Summer meant camp, and camp meant a week at a Presbyterian church camp in northeastern Oklahoma.
The camp coincided with my stay at my grandparents who lived a couple of hours from the former American Indian school site tucked in the woods between small and barely thriving towns.
I saved money throughout the year to pay for the fee to play, sing, eat, swim, dance, sleep and supposedly read the Bible during daily meditation periods with kids from around the state.
Dwight Mission. That was the name of the camp where summer memories were made.
My younger sister and I were ping pong experts, especially in our own minds, and we ended up being camp champions each year. The prize was a ping pong ball with the year and DWIGHT MISSION hand printed on it. As I recall, it also had the words Ping Pong Champ penned on one side. I wonder if they survived the brutal batting of those game paddles thus ending up in a trash can with other memory scraps from those carefree days.

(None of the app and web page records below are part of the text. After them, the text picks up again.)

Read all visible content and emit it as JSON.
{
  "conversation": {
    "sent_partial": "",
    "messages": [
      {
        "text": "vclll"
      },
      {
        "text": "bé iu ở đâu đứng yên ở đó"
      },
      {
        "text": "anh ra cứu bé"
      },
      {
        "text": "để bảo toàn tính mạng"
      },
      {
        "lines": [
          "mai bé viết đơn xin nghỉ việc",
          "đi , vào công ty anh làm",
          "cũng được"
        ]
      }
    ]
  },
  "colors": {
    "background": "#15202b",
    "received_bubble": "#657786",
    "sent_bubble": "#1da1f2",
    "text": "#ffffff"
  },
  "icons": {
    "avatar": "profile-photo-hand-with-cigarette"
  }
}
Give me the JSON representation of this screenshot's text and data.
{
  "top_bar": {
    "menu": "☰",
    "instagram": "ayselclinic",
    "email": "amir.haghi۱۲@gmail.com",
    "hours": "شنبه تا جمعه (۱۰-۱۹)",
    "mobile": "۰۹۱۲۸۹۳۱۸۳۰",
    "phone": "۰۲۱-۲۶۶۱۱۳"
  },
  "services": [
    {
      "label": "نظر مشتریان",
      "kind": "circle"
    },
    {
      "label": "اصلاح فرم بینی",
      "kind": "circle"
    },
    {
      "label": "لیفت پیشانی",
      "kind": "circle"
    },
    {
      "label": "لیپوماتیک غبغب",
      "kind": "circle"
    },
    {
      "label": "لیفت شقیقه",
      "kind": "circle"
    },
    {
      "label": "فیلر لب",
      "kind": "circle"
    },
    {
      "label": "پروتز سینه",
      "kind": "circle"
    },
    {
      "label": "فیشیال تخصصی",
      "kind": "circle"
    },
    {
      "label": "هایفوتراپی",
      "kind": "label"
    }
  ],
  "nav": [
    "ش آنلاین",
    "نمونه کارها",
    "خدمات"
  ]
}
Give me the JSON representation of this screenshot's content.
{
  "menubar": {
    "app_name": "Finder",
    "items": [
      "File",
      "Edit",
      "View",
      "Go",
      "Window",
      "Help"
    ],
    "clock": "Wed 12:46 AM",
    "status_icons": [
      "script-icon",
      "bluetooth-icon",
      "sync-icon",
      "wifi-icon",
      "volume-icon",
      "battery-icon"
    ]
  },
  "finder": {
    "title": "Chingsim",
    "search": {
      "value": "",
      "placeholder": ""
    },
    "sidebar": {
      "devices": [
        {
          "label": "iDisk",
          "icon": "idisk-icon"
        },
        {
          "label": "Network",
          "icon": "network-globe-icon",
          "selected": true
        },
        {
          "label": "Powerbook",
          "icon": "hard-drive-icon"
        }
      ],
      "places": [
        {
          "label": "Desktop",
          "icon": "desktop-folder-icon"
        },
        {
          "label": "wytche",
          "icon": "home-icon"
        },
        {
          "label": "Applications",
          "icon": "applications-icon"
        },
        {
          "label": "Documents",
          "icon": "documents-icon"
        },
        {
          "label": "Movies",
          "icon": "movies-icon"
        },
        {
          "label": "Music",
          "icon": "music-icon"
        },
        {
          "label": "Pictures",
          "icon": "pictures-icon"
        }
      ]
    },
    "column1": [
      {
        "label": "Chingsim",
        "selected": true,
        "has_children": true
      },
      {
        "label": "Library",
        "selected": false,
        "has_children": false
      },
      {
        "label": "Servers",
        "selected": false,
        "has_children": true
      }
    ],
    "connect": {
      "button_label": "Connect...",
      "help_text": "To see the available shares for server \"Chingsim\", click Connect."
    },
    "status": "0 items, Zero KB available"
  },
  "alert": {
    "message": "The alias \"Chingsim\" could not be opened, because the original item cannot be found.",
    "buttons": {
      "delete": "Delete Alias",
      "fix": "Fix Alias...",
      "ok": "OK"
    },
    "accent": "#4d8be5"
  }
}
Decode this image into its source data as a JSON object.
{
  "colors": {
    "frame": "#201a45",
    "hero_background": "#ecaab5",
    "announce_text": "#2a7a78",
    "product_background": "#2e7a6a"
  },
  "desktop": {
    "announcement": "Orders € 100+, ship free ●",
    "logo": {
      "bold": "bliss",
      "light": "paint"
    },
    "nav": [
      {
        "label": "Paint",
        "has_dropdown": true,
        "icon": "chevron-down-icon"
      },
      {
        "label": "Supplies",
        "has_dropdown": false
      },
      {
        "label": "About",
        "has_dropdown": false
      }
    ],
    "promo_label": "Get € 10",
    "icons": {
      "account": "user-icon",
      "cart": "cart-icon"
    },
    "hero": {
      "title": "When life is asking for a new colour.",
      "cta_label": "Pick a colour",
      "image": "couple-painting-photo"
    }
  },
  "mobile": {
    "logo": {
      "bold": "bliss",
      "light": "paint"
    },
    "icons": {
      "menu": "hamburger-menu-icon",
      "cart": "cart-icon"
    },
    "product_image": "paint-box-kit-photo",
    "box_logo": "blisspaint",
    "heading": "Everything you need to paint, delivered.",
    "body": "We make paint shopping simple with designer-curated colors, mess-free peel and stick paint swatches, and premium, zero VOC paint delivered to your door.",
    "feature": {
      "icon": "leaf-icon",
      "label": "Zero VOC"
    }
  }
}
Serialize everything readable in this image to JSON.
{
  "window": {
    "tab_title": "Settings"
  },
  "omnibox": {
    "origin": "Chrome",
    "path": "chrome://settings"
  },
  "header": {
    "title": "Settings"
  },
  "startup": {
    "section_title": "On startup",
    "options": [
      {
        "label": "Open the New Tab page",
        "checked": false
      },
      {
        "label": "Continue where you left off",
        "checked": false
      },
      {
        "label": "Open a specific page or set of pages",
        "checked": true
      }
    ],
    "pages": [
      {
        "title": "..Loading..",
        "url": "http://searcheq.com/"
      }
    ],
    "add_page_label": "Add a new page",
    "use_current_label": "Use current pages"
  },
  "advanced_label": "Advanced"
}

The dorm buildings were two-story rock structures with twin beds in each room, and a couple of group bathrooms on each floor. Fancy it was not, but we didn’t spend much time in our rooms so the dreary hall that ran down the center of each floor didn’t depress or curb our enthusiasm.
I don’t remember my roommates’ names, nor what they looked like. All those details held very little interest for me. I was far more excited and attention centered on boys.
From the time on Sunday afternoon when we arrived until the following Saturday my focus was centered on finding a boy who would escort me to the closing banquet and dance. My fantasy raced with expectations I wasn’t able to verbalize but yearned to experience. Maybe a kiss, maybe a letter after he returned home. How quickly those unfulfilled desires drifted into poignant memories.
Preteen hormones bounced throughout my body, with no understanding on my part why I even wanted a ‘date’. Perhaps because that was what some of the older girls were doing I didn’t want to be left out.
The days were short, the sweaty heat went unnoticed, the noisy meals enjoyed, the tacky key chains we weaved were cherished, and the square-dancing energizing.
Laughter I remember the most. No matter what we were doing, we were loud. We shouted as we ran to the swimming hole. Our singing at meals and during nightly campfire gatherings was boisterous. The whispering after lights out was riddled with giggles echoing down the hallways.
Yes, camp defined summers and when my camp experiences ended summers lost the magic, the anticipation, the eagerness, and the joy I always found at Dwight Mission.
If only I could go to summer camp once more, preferably at a hotel with air conditioning and room service.